The dried fish is then soaked in the lake for softening before being boiled and eaten. The El Molo eat very little meat, unlike their cousins the Samburu and Turkana who will use their smallstock for food, and unlike these cousins, they are not pastoralist - they do not keep cattle. The second mainstay of diet is the 'loka' , the nut or date of the doumpalm- eaten mostly by the children.

Currently the El Molo suffer greatly from the increased pollution of the Lake, lack of sanitary facilities and no fresh drinking water. WildiZe Foundation is working closely with the El Molo Bay Gurapau community group on creating an environmentally friendly and easily sustainable fresh water still. Every few years cholera outbreaks run rampant through the village causing death to the very old and the very young.

Securing funding for a fresh water drinking source would tremendously improve the lifestyle of the El Molo without damaging their culture or traditional integrity, and allow this small tribe to continue into the future. WildiZe also provided funding for the creation of a new meeting hall- an enclosed doumpalm hut structure creating shade, where the elders meet and discuss community matters, and where the tourists who come through the area are welcome to shop the 'market' and purchase El Molo crafts. This, in turn, helps supply some further economic stability for the community's needs.
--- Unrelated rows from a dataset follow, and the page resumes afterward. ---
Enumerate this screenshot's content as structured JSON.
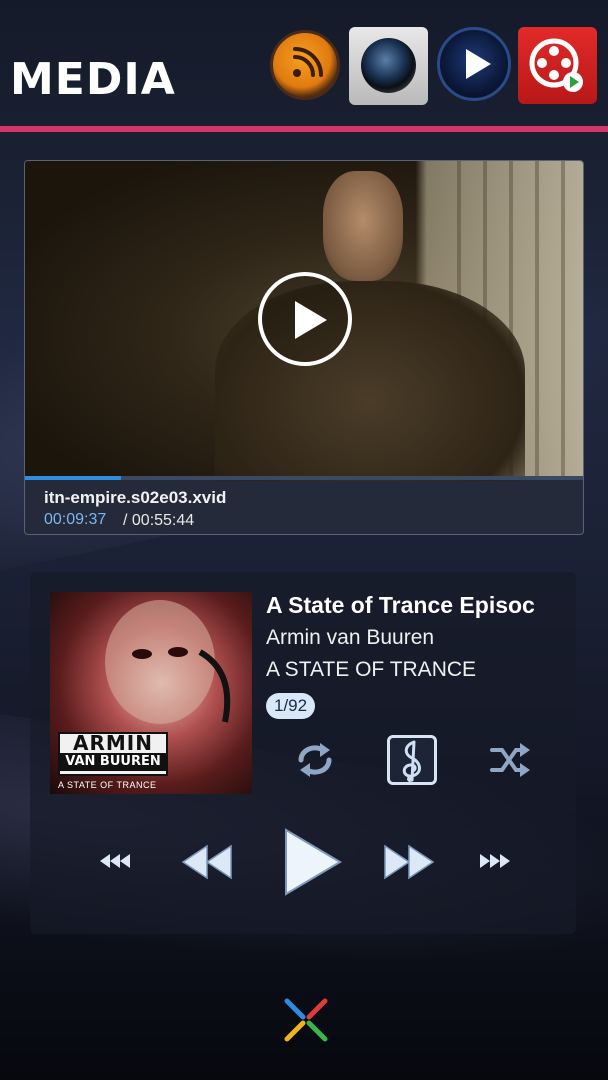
{
  "header": {
    "title": "MEDIA",
    "accent_color": "#d4366c",
    "apps": [
      {
        "name": "rss-feed",
        "icon": "rss-icon"
      },
      {
        "name": "camera",
        "icon": "camera-icon"
      },
      {
        "name": "video-player",
        "icon": "play-icon"
      },
      {
        "name": "video-player-2",
        "icon": "film-reel-icon"
      }
    ]
  },
  "video": {
    "filename": "itn-empire.s02e03.xvid",
    "current_time": "00:09:37",
    "total_time": "/ 00:55:44",
    "progress_fraction": 0.1726,
    "progress_color": "#2e8fe0"
  },
  "music": {
    "title": "A State of Trance Episoc",
    "artist": "Armin van Buuren",
    "album": "A STATE OF TRANCE",
    "track_index": "1/92",
    "album_art": {
      "logo_line1": "ARMIN",
      "logo_line2": "VAN BUUREN",
      "subtitle": "A STATE OF TRANCE"
    },
    "controls": [
      "repeat-icon",
      "treble-clef-icon",
      "shuffle-icon",
      "skip-back-icon",
      "rewind-icon",
      "play-icon",
      "fast-forward-icon",
      "skip-forward-icon"
    ]
  },
  "footer": {
    "icon": "launcher-x-icon"
  }
}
El Molo people maintain many of their traditional customs and way of life. Unlike the Turkana the El Molo do practice circumcision, both of boys and girls.
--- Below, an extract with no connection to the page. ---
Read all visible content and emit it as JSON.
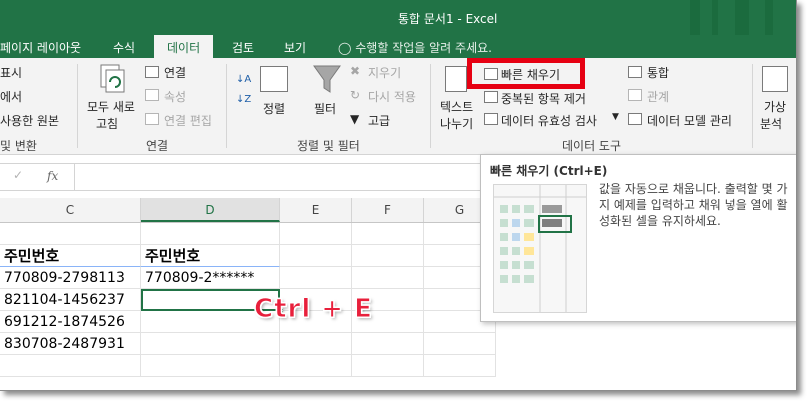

Of the old and largely unrecorded traditions, that of the ngwere is the most revered. As El Molo society requires no chief as such the elders of the tribe convene and supervise the hunting of the hippo, often associated with wacq, the God of the lake.

Dances and songs pay tribute to the ancestors before the elders turn on the young warriors, slashing them across their bodies it whip them to a frenzy of excitement before spending them out to pursue the mammal probably responsible for more deaths in rural Africa than any other, the Hippopotamus.
A chosen hunter must hurl himself, literally, without hesitation at the target beast, whilst his companions slash at it with their razor sharp blades. This chosen warrior will not be allowed to consume any of this delicacy until he returns home, however he will be the hero of the whole tribe at the following feast and will be feted for his whole life, wearing a special animal bone earring to signify his bravery to all.

The El Molo bury their dead under a small cairn of stones on the lake shore, the whole village then moving away from the spot of burial to avoid offending the dead.



The traditional "selah", a triangle of woven string worn as a form of skirt is still worn on significant occasions, although these are becoming fewer as the tribe's numbers dwindle.

Otherwise the El Molo dress exclusively in the materialsmost readily available to them, the red cured hides of cattle and goats or Nile Perch skins. Great lovers of adornment the women and girls sport necklaces of ostrich shell disks and fish bones whereas the males traditionally wear only a small 'apron'.
They dress their hair much like their Turkana cousins - a skull cap often made from the hide of a cow or ostrich within which they may hide a totemic lock of hair from some brave or talented ancestor. Like most northern nomadic tribes they all carry the wooden headrest that helps them maintain their coiffure when sleeping.
El Molo People